::: Material shown

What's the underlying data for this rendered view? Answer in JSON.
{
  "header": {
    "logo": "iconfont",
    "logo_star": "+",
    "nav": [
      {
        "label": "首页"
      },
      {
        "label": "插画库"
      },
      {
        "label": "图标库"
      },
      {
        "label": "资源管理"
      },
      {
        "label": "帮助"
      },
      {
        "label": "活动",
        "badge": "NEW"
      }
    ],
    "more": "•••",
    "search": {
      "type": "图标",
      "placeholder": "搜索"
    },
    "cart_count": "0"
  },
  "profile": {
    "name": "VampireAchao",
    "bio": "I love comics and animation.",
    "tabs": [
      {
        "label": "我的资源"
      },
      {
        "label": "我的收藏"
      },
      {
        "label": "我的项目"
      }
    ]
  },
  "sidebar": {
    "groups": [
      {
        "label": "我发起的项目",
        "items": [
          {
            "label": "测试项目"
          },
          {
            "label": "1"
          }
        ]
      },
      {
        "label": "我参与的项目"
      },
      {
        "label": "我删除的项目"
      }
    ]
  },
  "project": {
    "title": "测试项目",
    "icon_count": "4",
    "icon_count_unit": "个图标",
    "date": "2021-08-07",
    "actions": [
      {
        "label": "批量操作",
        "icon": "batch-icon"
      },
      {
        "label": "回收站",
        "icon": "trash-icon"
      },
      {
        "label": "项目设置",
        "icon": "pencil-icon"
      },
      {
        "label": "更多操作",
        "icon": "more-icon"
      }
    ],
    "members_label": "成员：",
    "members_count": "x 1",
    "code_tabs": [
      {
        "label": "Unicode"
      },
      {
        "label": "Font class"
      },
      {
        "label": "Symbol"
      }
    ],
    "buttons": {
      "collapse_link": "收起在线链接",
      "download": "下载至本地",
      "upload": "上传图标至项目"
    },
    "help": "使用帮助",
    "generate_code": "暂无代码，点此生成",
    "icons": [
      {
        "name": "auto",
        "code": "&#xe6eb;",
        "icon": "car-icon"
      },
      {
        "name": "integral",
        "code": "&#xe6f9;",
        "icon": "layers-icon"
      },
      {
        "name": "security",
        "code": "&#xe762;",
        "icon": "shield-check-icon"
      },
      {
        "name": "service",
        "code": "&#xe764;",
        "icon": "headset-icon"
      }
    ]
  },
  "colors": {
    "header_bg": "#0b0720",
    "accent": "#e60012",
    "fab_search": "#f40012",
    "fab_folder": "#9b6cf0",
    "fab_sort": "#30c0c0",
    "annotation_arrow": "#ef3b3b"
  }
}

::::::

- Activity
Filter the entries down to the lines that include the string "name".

- Your response
    "name": "VampireAchao",
        "name": "auto",
        "name": "integral",
        "name": "security",
        "name": "service",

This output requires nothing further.